Maine CDC Press Release
March 12, 2004
Physical Inactivity And Poor Diet Is Climbing To The Number One Cause Of Death
|Contact:||Dora Anne Mills, MD, MPH|
|Director, Bureau of Health|
|Tel: (207) 287-3270|
|TTY: (207) 287-8066|
Augusta - The Department of Human Services today provider further information related to a recent study published in the Journal of the American Medical Association which showed that physical inactivity and poor diet are catching up to tobacco as our number one underlying cause of death in the United States. Applying this study’s outcomes to Maine suggests that an estimated 2,200 Maine people are dying from tobacco every year and 2,100 are dying from physical inactivity or poor diet.
“The solution to this health problem involves all of us taking better responsibility for our diet and physical activity,” said Acting DHS Commissioner John R. Nicholas. “Many Maine communities have already taken small but significant steps to make it easier for all of us to maintain a healthy weight.” Commissioner Nicholas noted that a number of Maine communities have already opened school gyms in the evenings for community use, promoted farmers’ markets, replaced school soda with milk, and paved road shoulders to allow for more pedestrian use.
Ten years ago, a similar study estimated that a yearly average of 1,460 Maine people, or four every day, were dying from poor diet or physical inactivity. This recent study now puts that estimate to six people every day, a number on par with the six per day that are estimated to die from tobacco.
“These findings are confirmed by our increasing obesity and overweight epidemic,” said Dora Anne Mills, MD, MPH, Director of DHS’s Bureau of Health. “With about 60% of Maine adults overweight or obese and one-third of Maine youth weighing too much, this epidemic has become one of our biggest challenges.”
Further application of this study, which was conducted by the Centers for Disease Control and Prevention, suggests that each year an estimated 500 Maine people are dying from alcohol and illicit drug use, 300 from pollution and 250 from vehicle crashes and firearms.
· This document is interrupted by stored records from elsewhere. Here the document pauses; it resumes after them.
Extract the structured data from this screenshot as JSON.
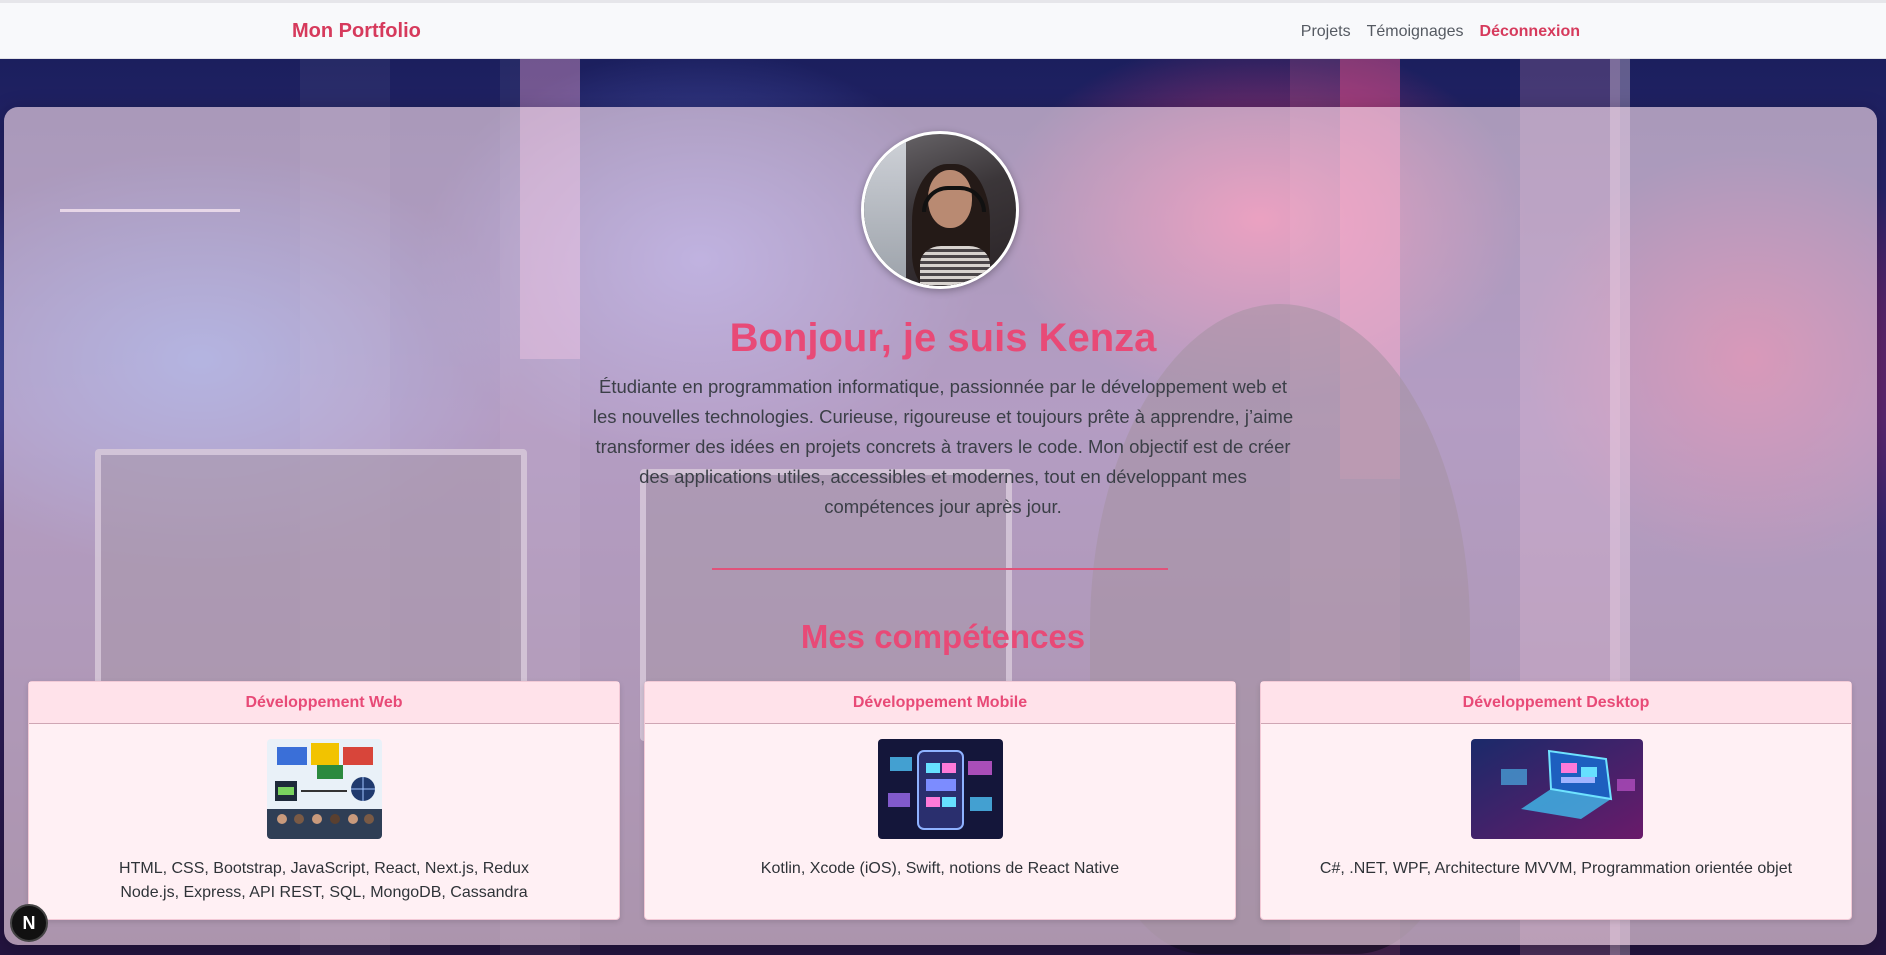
{
  "navbar": {
    "brand": "Mon Portfolio",
    "links": [
      {
        "label": "Projets",
        "active": false
      },
      {
        "label": "Témoignages",
        "active": false
      },
      {
        "label": "Déconnexion",
        "active": true
      }
    ]
  },
  "hero": {
    "title": "Bonjour, je suis Kenza",
    "description": "Étudiante en programmation informatique, passionnée par le développement web et les nouvelles technologies. Curieuse, rigoureuse et toujours prête à apprendre, j’aime transformer des idées en projets concrets à travers le code. Mon objectif est de créer des applications utiles, accessibles et modernes, tout en développant mes compétences jour après jour."
  },
  "skills": {
    "title": "Mes compétences",
    "cards": [
      {
        "title": "Développement Web",
        "line1": "HTML, CSS, Bootstrap, JavaScript, React, Next.js, Redux",
        "line2": "Node.js, Express, API REST, SQL, MongoDB, Cassandra"
      },
      {
        "title": "Développement Mobile",
        "line1": "Kotlin, Xcode (iOS), Swift, notions de React Native",
        "line2": ""
      },
      {
        "title": "Développement Desktop",
        "line1": "C#, .NET, WPF, Architecture MVVM, Programmation orientée objet",
        "line2": ""
      }
    ]
  },
  "badge": {
    "label": "N"
  },
  "colors": {
    "accent": "#e84a77",
    "brand": "#d63a5c",
    "nav_text": "#555a62"
  }
}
Overall, about half of all deaths in the U.S. and in Maine are from a small number of preventable causes.
Dr. Mills noted that the state is making a concerted effort to address the physical inactivity and poor diet problems in Maine. “The newest phase of our Healthy Weight Awareness Campaign is called ‘Get Your Portions in Proportion,’” she said. “The ads encourage us to take smaller helpings of food at mealtime, and in light of the results of this recent study, that’s even more appropriate.”
More information is available on the web at www.HealthyMainePartnerships.org or by calling Debbie Wigand at (207) 287-4624.